At the launch, artists talked of their excitement about the opportunity to showcase New Zealand culture on the world stage, and develop new audiences, buyers and networks. The festivals attract an estimated 25,000 artists, 1000 international producers and an audience of four million.
Karin Williams, whose Multinesia Productions will take the Victor Rodger comedy Black Faggot to the fringe, says she did wonder if certain jokes were too specific to New Zealand. However, she was reassured by The Scotsman theatre critic Joyce McMillan, who
There is depth and diversity and talent here and your artists are becoming more confident about exploring your own stories. Sir Jonathan Millssaw Black Faggot at the NZ Festival in Wellington last month.
"She thought the cultural specificity really worked, so that was a huge relief," says Williams. "It's fantastic to have Samoan shows going and a testament to the standard of work being produced."
Te Matatini kapa haka groups Te Waka Huia and Te Whanau a Apanui and the New Zealand Highland Dancers will perform as part of the Royal Edinburgh Military Tattoo.
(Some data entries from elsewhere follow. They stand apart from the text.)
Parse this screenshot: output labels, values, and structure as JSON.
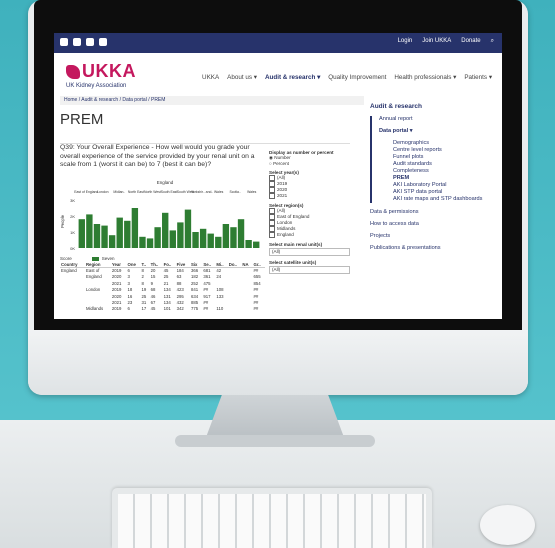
{
  "social": [
    "linkedin-icon",
    "twitter-icon",
    "instagram-icon",
    "youtube-icon"
  ],
  "toplinks": [
    "Login",
    "Join UKKA",
    "Donate"
  ],
  "brand": {
    "name": "UKKA",
    "tagline": "UK Kidney Association",
    "color": "#c4185e",
    "navy": "#27336b"
  },
  "nav": [
    "UKKA",
    "About us ▾",
    "Audit & research ▾",
    "Quality Improvement",
    "Health professionals ▾",
    "Patients ▾"
  ],
  "breadcrumb": "Home  /  Audit & research  /  Data portal  /  PREM",
  "page_title": "PREM",
  "question": "Q39: Your Overall Experience - How well would you grade your overall experience of the service provided by your renal unit on a scale from 1 (worst it can be) to 7 (best it can be)?",
  "chart": {
    "region_header": "England",
    "regions": [
      "East of England",
      "London",
      "Midlan..",
      "North East",
      "North West",
      "South East",
      "South West",
      "Yorkshir.. and..",
      "Wales",
      "Scotla..",
      "Wales"
    ],
    "ylabel": "People",
    "yticks": [
      "3K",
      "2K",
      "1K",
      "0K"
    ],
    "legend_label": "Score",
    "legend_series": "Seven"
  },
  "chart_data": {
    "type": "bar",
    "ylabel": "People",
    "ylim": [
      0,
      3000
    ],
    "series": [
      {
        "name": "Seven",
        "color": "#2e7d32",
        "values": [
          1800,
          2100,
          1500,
          1400,
          800,
          1900,
          1700,
          2500,
          700,
          600,
          1300,
          2200,
          1100,
          1600,
          2400,
          1000,
          1200,
          900,
          700,
          1500,
          1300,
          1800,
          500,
          400
        ]
      }
    ]
  },
  "table": {
    "headers": [
      "Country",
      "Region",
      "Year",
      "One",
      "T..",
      "Th..",
      "Fo..",
      "Five",
      "Six",
      "Se..",
      "Mi..",
      "Do..",
      "NA",
      "Gr.."
    ],
    "rows": [
      [
        "England",
        "East of",
        "2019",
        "6",
        "8",
        "20",
        "45",
        "184",
        "366",
        "681",
        "42",
        "",
        "",
        "##"
      ],
      [
        "",
        "England",
        "2020",
        "3",
        "2",
        "15",
        "25",
        "63",
        "182",
        "361",
        "24",
        "",
        "",
        "655"
      ],
      [
        "",
        "",
        "2021",
        "3",
        "8",
        "9",
        "21",
        "88",
        "252",
        "475",
        "",
        "",
        "",
        "854"
      ],
      [
        "",
        "London",
        "2019",
        "18",
        "19",
        "68",
        "134",
        "423",
        "841",
        "##",
        "108",
        "",
        "",
        "##"
      ],
      [
        "",
        "",
        "2020",
        "16",
        "25",
        "46",
        "131",
        "295",
        "634",
        "917",
        "133",
        "",
        "",
        "##"
      ],
      [
        "",
        "",
        "2021",
        "23",
        "31",
        "67",
        "134",
        "432",
        "885",
        "##",
        "",
        "",
        "",
        "##"
      ],
      [
        "",
        "Midlands",
        "2019",
        "6",
        "17",
        "45",
        "101",
        "342",
        "775",
        "##",
        "110",
        "",
        "",
        "##"
      ]
    ]
  },
  "filters": {
    "display_title": "Display as number or percent",
    "display_opts": [
      "Number",
      "Percent"
    ],
    "year_title": "Select year(s)",
    "years": [
      "(All)",
      "2019",
      "2020",
      "2021"
    ],
    "region_title": "Select region(s)",
    "regions": [
      "(All)",
      "East of England",
      "London",
      "Midlands",
      "England",
      "North East"
    ],
    "main_unit_title": "Select main renal unit(s)",
    "main_unit_value": "(All)",
    "sat_unit_title": "Select satellite unit(s)",
    "sat_unit_value": "(All)"
  },
  "sidebar": {
    "title": "Audit & research",
    "items": [
      "Annual report",
      "Data portal ▾"
    ],
    "sub": [
      "Demographics",
      "Centre level reports",
      "Funnel plots",
      "Audit standards",
      "Completeness",
      "PREM",
      "AKI Laboratory Portal",
      "AKI STP data portal",
      "AKI rate maps and STP dashboards"
    ],
    "after": [
      "Data & permissions",
      "How to access data",
      "Projects",
      "Publications & presentations"
    ]
  }
}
Producer and chief executive Brigadier David Allfrey says the groups have collaborated more than 30 times over the years.
"The unique combination of the highland dancers and award winning kapa haka will thrill our live audiences - 8800 each evening, 220,000 in all - and come across very strongly to our substantial international television audience."
Te Waka Huia and Te Whanau a Apanui will also stage Haka, the story of Te Hokowhitu a Tu, the Maori Battalion.
Lemi Ponifasio is also inspired by World War I, taking Mau to Edinburgh to perform I Am, a new work inspired by the legacy of the war.
Five visual artists - Kushana Bush, Steve Carr, Gavin Hipkins, Shannon Te Ao and Yvonne Todd - will take part in an international exhibition during August, curated by Dunedin Public Art Gallery's Aaron Kreisler.
Writer Witi Ihimaera will join the Edinburgh International Book Festival for a series of events exploring themes such as the impact of colonialism on language.
"This is a very important year for Scotland which has its referendum on Scottish independence later this year so I think it adds to it being a really good time for a New Zealand author to be there," he says.
"We face similar issues here. Like many Maori, I have Scottish ancestry on both sides of my family. In 1971, on my honeymoon, we travelled to Britain by boat and I was excited to meet a first-class passenger, Mrs Babington, as I am descended from the Scottish Babingtons. When I introduced myself to her and exclaimed that we might be related, she looked at me with disdain and didn't speak to me for the rest of the voyage.
"More than 40 years later, I would like to think I was going back to say, 'Us Babingtons in Aotearoa have done pretty well'."